NASA Finds Evidence of “Fresh Ice” on Saturn’s Moon Enceladus
By digging through detailed infrared images of Saturn’s icy moon Enceladus — courtesy of NASA’s Cassini spacecraft, which met its demise back in 2017 after 13 years of Saturn exploration — NASA scientists say they’ve found “strong evidence” of fresh ice in the moon’s northern hemisphere.
The ice, thought to have originated and resurfaced from Enceladus’ interior, could be good news for the prospect of life on Enceladus, which is considered by many scientists to be one of the most promising places to look for life in the solar system.
The dataset, the most detailed global infrared views ever produced of the moon according to the agency, was created using data collected by Cassini’s Visible and Infrared Mapping Spectrometer (VIMS). It includes scans of variable wavelengths, including visible light and infrared.
In 2005, scientists first made the discovery that Enceladus shoots giant plumes of ice grains and vapor from a suspected subsurface ocean hiding underneath a thick crust of ice.
The new infrared signals perfectly match the location of this activity, made highly visible in the form of neon red “tiger stripe” gashes on the moon’s south pole.
Similar features have also been spotted in the northern hemisphere as well, leading scientists to believe that the same process is happening on both hemispheres.
“The infrared shows us that the surface of the south pole is young, which is not a surprise because we knew about the jets that blast icy material there,” Gabriel Tobie, VIMS scientist at the University of Nantes, France and co-author of a new paper about the findings published in the journal Icarus, said in a NASA statement.
“Now, thanks to these infrared eyes, you can go back in time and say that one large region in the northern hemisphere appears also young and was probably active not that long ago, in geologic timelines,” he added.

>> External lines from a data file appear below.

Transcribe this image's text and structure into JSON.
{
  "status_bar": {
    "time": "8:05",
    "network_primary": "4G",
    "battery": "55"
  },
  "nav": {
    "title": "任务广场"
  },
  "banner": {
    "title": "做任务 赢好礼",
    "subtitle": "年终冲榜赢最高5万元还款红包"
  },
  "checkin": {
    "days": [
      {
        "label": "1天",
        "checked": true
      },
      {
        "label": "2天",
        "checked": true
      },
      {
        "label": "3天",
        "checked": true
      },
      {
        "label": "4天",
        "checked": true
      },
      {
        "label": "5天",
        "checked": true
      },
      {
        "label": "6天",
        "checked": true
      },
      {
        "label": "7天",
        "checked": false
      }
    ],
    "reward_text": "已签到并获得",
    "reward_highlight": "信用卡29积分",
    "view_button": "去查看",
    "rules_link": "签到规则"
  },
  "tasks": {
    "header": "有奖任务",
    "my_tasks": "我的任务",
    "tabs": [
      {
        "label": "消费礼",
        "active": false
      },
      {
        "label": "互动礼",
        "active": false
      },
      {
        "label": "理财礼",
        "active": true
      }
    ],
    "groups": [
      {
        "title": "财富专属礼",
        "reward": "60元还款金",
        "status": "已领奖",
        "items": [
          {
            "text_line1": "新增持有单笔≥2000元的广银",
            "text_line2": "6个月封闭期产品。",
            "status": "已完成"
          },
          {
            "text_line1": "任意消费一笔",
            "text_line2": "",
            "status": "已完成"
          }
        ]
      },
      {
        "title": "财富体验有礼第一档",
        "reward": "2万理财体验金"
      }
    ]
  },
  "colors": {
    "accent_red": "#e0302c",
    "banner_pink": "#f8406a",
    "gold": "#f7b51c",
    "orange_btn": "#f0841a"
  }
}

In October 2019, a team of researchers from the Free University of Berlin found traces of organic compounds in the moon’s icy plumes that appear to be the building blocks of amino acids, the precursors of Earth-based lifeforms.